Sempé states that Leonhardt subsequently re-recorded only three of these eleven pieces: two for harpsichord and one for organ. The two harpsichord works are Farnaby’s Fantasia, and Gibbons’ Fantasia MB XX/6, both currently on Philips 4381532. The third re-recording that I have traced is Byrd’s Clarifica me pater III (on the CD it retains the superceded title that was current back in 1962) which Leonhardt plays on the claviorgan (Alpha 073); either Sempé has taken this performance to be on an actual organ, or I have missed a commercial recording of one of these pieces, played on an organ by Leonhardt. Either way, this is a release additionally to be treasured for these unique renditions by Leonhardt of eight fine Elizabethan pieces.

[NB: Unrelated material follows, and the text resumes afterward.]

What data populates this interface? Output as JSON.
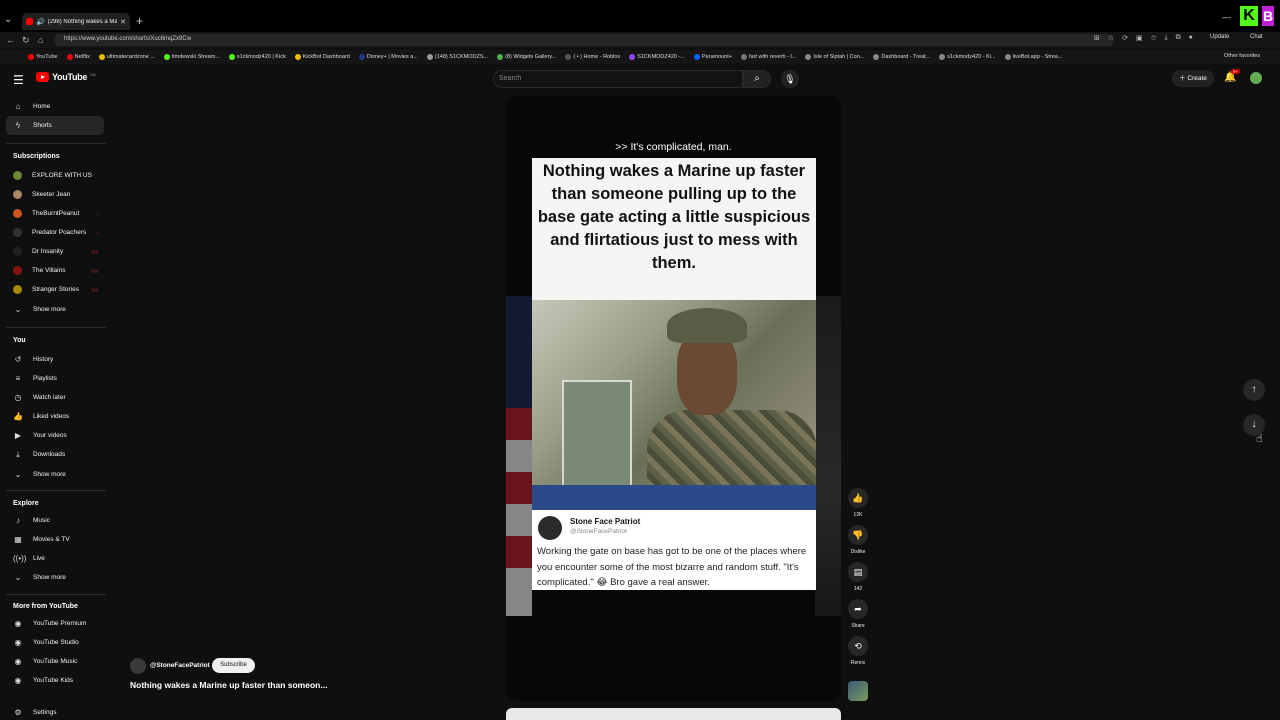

The organ which Leonhardt uses is in San-Michaelskerk, Zwolle, Netherlands, built by Arp and Frans Caspar Schnitger, 1721. Some Elizabethan music ostensibly composed for the virginals or harpsichord can sound strident at one extreme or reedy, even weedy, at the other when played on early organs. The Zwolle instrument sounds beautiful, though it does of course date from over a century after the repertory on this disc was composed. The choice of music is excellent, intermingling folk material with the rigours of plainsong fantasias, and free fantasias (and a prelude) with the discipline of a ground. The fantasias by Byrd and Philips are particularly well chosen, not only because they are both masterful compositions, but also because Philips, a pupil of Byrd, uses the same theme as his teacher. Their respective working out of the material makes for an enthralling comparison.

These compositions from a golden age are performed superbly. Leonhardt had a particular respect for Byrd, and there is the added frisson in hearing works of the first great composer for the keyboard being played by arguably the greatest modern performer on early keyboard instruments: it would be hard to imagine finer performances of either piece. The same can be said of the other nine pieces. Whether you own one, some, most, all, or none of these tracks, this is a recording that simply recommends itself: it is a major discographical event.

Richard Turbet